If you’re interested in geology, you may wish to read the article titled Basic Geology of the Beavercreek Farm Area.  From that article:

The farm is located on the edge of a plateau, at the contact between Canemah Basalt (shown as Tbc on the geologic map) and Troutdale Formation sedimentary rocks (shown as Tt on the map). The higher hills near the farm are composed of Beaver Creek Basaltic Andesite (Tbb on the map).

The rounded boulders we are finding appear to be a fine-grained felsic rock but at this time we have no additional information about them.  We’ve recently observed similar boulders uncovered during construction near the Beavercreek post office and at Clackamas Community College in Oregon City.  If you’re a geologist and you know some of the history of these boulders, please contact us.

Soils in the area impacted by construction are mapped as Jory silty clay loam, part of the Jory series.

Stormwater retention pond

19March2019 – Location of stormwater outfall line, looking north

The vegetated stormwater retention pond will be located near the grove of Douglas fir trees southwest of the building.  The engineered design called for a line buried four-feet deep to an overflow collection box.  That line goes through the grove of trees.  We discovered that the ground under the trees is extremely rocky.  (This fits with what we’ve learned elsewhere on the property: the deeper we go, the more rock we encounter.)

3April2019 – Logs for future barn repairs

The original plan called for using an air spade to surgically cut the trench for the pipeline, allowing us to work around existing tree roots.  With the amount of rock we encountered, that idea would no longer work.  We had to remove additional trees in order to get an excavator into the tree grove so that the trench could be dug.

We are keeping the logs, hoping to have them custom milled to produce materials we can use at the farm, including beams and boards for future repairs to the old wooden barn.  It is likely the barn was originally constructed from trees found on site, so this gives us another way to honor the past and to complete a satisfying circle by using the trees grown on site for barn repairs.

Planting berms along Beavercreek Road

4April2019 – Landscaping windrow along Beavercreek Road is growing

Another cost-saving measure was reducing the amount of excavated material disposed of offsite.  Instead of paying to move and dispose of that material somewhere else, we are placing it along the north edge of the fields near Beavercreek Road.  It will be shaped into a long, continuous, rounded mound of soil.

Later, we’ll plant shrubs and flowering plants in those berms to help reduce the visual impact and to provide food for pollinator species.  This will be one of the demonstrations of conservation practices planned for the farm.  We have not yet created a planting plan for the berms.

The berms should also provide a safer situation for everyone if an uncontrolled vehicle leaves the roadway.


We are close to wrapping up the final financing package for the project.  As a tax-supported local government, the District is able to obtain financing of the entire amount at a 2.91% fixed interest rate for 15 years, with an additional five years at a variable rate.  The underlying property is not pledged as collateral; instead, we are pledging the full faith and credit of the District to guarantee loan payments.  That means that this debt comes before other operating costs and investments of the District.  We expect to close the financing package at the end of April with funds flowing to the District’s account around the first of May.

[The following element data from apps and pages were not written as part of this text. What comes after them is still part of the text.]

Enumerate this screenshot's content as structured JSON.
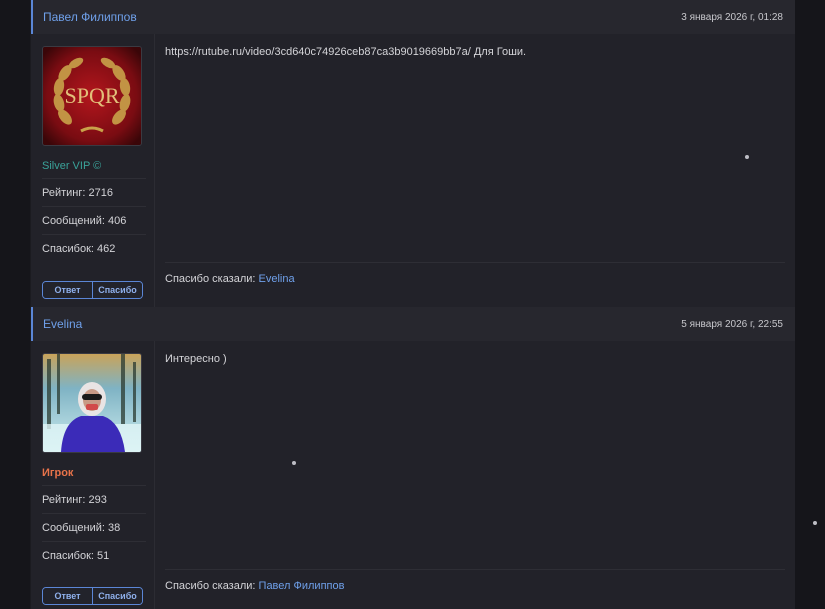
{
  "posts": [
    {
      "author": "Павел Филиппов",
      "date": "3 января 2026 г, 01:28",
      "rank": "Silver VIP ©",
      "rank_color": "#3aa39a",
      "rating": "Рейтинг: 2716",
      "messages": "Сообщений: 406",
      "thanks": "Спасибок: 462",
      "text": "https://rutube.ru/video/3cd640c74926ceb87ca3b9019669bb7a/ Для Гоши.",
      "thanks_label": "Спасибо сказали:",
      "thanks_names": "Evelina",
      "reply_label": "Ответ",
      "thank_btn_label": "Спасибо"
    },
    {
      "author": "Evelina",
      "date": "5 января 2026 г, 22:55",
      "rank": "Игрок",
      "rank_color": "#e8734a",
      "rating": "Рейтинг: 293",
      "messages": "Сообщений: 38",
      "thanks": "Спасибок: 51",
      "text": "Интересно )",
      "thanks_label": "Спасибо сказали:",
      "thanks_names": "Павел Филиппов",
      "reply_label": "Ответ",
      "thank_btn_label": "Спасибо"
    }
  ],
  "avatar_spqr_text": "SPQR",
  "colors": {
    "accent": "#5b86d6",
    "link": "#6fa0ea",
    "background": "#222229"
  }
}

We expect to be moving furniture and boxes into the new facility around Thanksgiving!  If everything proceeds smoothly, it could be earlier.  You will certainly see us start using the facility on a regular basis by Christmas 2019.

Open house

We are talking about having a Pie Day for the community on Saturday, March 14, 2020, with pie served all day.  That is less than one year away!  (Those of you with a mathematical bent may recognize that March 14 is also Pi Day!)

For more information

Please don’t hesitate to reach out to us for more information or to share your thoughts.